“He thinks that girl that was murdered this morning was you,” said Colton. “You looked a lot alike.”
“Well it wasn’t me.”
I sealed my lips, instantly wishing I could take back my defensive tone. Then, in an attempt to look busy, I helped Grace mop up the beer on the carpet. “Have they identified the body yet?”
“Beverly Swanson.” Colton’s dark eyes were squinted, focusing on a nondescript part of the wall. “Nobody really knew her. I don’t think she had many friends.”
“Was she in our grade?”
“Yeah. Supposed to graduate towards the top of her class.”
I got up as much of the beer as possible before collecting the paper towels and throwing them in the trash can. None of this made sense. If Beverly didn’t have any friends, why would anyone have any incentive to kill her? And why did they think she was me? Why did she let them believe it?
“I knew her,” Blake offered, opening his eyes for a fraction of a second. “I saw her one day, in Italy…”
“God, why does he get so drunk all the time?” I kicked off my stilettos and grabbed his arm so I lifted him off the chaise. “Go back to your dorm and sober up, will you? I don’t have time for this.”
While Grace and Colton watched, I pushed him out into the hallway and shut the door behind him. I could hear him pounding intermittently on the door as I locked it.
“Why haven’t you dumped him yet?” asked Grace. “He gets worse every day.”
“I plan on it. I was going to do it tonight, if he hadn’t gotten so wasted.”
Eventually, the knocks on the door subsided, and I figured he’d wandered back to his room. Colton ran his hand through his hair and stood. “I’d better go back and keep an eye on him. Hold the vomit bucket for him. You know the deal.”
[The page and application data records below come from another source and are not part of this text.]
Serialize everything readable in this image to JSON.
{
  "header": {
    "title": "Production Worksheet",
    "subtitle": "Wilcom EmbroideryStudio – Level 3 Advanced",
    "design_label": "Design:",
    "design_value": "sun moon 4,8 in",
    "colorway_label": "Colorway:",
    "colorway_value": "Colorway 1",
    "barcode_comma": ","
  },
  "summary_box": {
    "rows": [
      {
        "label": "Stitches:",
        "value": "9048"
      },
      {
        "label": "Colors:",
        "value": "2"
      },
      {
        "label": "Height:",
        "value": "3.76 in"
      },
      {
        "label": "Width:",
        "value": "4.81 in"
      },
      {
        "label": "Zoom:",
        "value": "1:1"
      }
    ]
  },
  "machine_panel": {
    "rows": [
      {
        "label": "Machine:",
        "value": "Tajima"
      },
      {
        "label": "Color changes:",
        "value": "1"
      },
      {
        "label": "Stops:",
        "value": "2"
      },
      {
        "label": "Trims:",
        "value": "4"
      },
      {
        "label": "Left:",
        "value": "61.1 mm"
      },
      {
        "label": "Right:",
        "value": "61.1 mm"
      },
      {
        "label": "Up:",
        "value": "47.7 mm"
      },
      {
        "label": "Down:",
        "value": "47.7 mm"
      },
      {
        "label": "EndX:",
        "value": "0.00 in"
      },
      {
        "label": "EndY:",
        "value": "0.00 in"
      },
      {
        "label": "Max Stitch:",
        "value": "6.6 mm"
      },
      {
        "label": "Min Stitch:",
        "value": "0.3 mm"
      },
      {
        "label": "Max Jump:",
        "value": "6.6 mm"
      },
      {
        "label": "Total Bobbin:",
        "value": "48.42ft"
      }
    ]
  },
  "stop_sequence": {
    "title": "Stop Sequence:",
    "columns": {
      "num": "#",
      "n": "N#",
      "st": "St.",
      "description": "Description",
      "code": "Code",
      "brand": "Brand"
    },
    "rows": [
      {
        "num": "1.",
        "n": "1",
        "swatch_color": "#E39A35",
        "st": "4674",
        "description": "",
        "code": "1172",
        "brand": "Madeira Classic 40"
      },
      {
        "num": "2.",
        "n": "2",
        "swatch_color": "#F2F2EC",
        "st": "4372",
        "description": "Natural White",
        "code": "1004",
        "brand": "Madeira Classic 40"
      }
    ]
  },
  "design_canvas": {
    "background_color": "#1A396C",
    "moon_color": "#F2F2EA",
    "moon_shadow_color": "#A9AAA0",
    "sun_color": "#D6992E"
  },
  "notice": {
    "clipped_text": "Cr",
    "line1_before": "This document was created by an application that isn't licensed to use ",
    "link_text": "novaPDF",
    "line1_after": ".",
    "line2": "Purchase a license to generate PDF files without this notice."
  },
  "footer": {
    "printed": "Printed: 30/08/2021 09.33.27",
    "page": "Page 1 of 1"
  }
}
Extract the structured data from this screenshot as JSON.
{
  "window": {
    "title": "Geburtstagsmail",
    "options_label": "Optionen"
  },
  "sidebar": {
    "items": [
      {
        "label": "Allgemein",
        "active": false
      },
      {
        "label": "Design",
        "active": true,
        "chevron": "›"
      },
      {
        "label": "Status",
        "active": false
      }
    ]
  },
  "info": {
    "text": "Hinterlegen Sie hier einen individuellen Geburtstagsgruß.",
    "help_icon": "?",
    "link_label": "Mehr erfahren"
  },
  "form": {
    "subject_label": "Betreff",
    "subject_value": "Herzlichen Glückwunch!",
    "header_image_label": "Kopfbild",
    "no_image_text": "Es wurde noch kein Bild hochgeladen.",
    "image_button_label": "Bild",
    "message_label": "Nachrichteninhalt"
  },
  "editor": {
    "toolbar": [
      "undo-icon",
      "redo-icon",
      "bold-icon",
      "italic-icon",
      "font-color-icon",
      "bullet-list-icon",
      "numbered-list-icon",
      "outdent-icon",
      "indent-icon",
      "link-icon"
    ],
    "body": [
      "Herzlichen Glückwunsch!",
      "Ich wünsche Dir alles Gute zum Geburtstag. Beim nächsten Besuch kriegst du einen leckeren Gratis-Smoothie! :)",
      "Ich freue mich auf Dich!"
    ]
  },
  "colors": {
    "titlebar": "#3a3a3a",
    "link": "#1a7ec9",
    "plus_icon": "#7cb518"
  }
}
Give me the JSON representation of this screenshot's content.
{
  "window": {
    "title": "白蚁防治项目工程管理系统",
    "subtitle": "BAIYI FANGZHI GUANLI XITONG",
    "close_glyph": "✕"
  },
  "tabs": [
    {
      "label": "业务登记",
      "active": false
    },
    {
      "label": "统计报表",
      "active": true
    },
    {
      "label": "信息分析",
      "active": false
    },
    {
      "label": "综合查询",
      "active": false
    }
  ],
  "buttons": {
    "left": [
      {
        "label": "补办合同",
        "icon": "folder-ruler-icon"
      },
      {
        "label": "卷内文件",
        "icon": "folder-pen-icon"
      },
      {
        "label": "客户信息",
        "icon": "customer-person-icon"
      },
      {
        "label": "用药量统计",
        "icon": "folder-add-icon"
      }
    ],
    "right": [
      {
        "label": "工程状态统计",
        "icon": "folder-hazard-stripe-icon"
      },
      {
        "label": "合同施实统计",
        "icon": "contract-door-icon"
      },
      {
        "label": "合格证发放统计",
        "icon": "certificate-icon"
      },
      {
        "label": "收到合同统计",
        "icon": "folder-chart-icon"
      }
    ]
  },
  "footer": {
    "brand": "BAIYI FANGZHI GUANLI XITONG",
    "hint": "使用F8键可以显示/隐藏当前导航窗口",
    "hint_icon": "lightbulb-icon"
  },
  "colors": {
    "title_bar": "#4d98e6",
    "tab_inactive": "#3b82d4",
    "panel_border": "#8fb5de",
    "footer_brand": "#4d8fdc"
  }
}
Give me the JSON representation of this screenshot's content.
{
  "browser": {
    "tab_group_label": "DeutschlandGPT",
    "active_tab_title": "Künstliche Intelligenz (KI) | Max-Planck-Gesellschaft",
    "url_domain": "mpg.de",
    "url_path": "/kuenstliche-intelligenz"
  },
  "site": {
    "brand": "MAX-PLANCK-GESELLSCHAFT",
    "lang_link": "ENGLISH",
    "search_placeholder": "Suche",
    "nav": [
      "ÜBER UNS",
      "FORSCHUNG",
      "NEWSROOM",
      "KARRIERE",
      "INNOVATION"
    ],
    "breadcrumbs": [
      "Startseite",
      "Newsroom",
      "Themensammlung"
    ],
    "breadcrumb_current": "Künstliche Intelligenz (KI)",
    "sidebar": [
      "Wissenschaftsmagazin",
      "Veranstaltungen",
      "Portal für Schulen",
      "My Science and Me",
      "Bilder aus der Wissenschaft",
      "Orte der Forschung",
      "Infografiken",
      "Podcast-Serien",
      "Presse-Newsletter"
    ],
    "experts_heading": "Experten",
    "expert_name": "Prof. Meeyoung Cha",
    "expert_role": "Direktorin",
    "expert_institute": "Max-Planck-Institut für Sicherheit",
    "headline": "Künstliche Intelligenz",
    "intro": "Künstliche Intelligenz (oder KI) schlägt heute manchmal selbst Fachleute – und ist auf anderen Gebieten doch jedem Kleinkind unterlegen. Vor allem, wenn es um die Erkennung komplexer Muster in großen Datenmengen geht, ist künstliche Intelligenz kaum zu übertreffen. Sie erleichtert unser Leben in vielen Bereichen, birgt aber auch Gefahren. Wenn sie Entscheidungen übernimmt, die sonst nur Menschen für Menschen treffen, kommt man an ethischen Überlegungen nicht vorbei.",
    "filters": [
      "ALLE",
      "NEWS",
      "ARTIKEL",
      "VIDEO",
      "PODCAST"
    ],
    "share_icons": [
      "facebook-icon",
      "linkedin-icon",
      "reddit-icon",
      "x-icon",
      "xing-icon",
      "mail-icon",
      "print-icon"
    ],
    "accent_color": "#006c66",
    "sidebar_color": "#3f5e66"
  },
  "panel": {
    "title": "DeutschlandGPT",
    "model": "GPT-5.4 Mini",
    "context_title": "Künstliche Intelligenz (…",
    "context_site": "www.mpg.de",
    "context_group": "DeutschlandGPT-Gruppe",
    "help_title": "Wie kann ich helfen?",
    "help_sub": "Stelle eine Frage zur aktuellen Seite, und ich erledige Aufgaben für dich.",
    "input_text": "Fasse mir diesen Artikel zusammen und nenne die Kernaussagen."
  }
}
“I’ll go too,” said Grace. “You shouldn’t have to take care of him alone.”
“I’m his roommate. It’s kind of part of the job description.”
Nonetheless, sweet Grace followed him out of the room, gathering her coat from the hook by the door on her way out. I waited until they were gone before I collapsed face-up onto my bed, staring at the ceiling. There was a chip in the paint, right in the center, a tiny defect that contrasted with the formidable flawlessness of the rest of the room. Crisply made beds. Clothes neatly arranged by color, some with the price tags still dangling carelessly from the sleeves. Photo frames straightened and centered on their nightstands. And now, a single beer stain on the floor, brown against the crisp white carpet.
That second flaw, which shattered the aura of untouchable perfection on campus. I shut my eyes and saw black, realizing that I was lucky to be alive long enough to see another perfect moon rise over the perfect stillness of another perfect night at Langcrest Academy.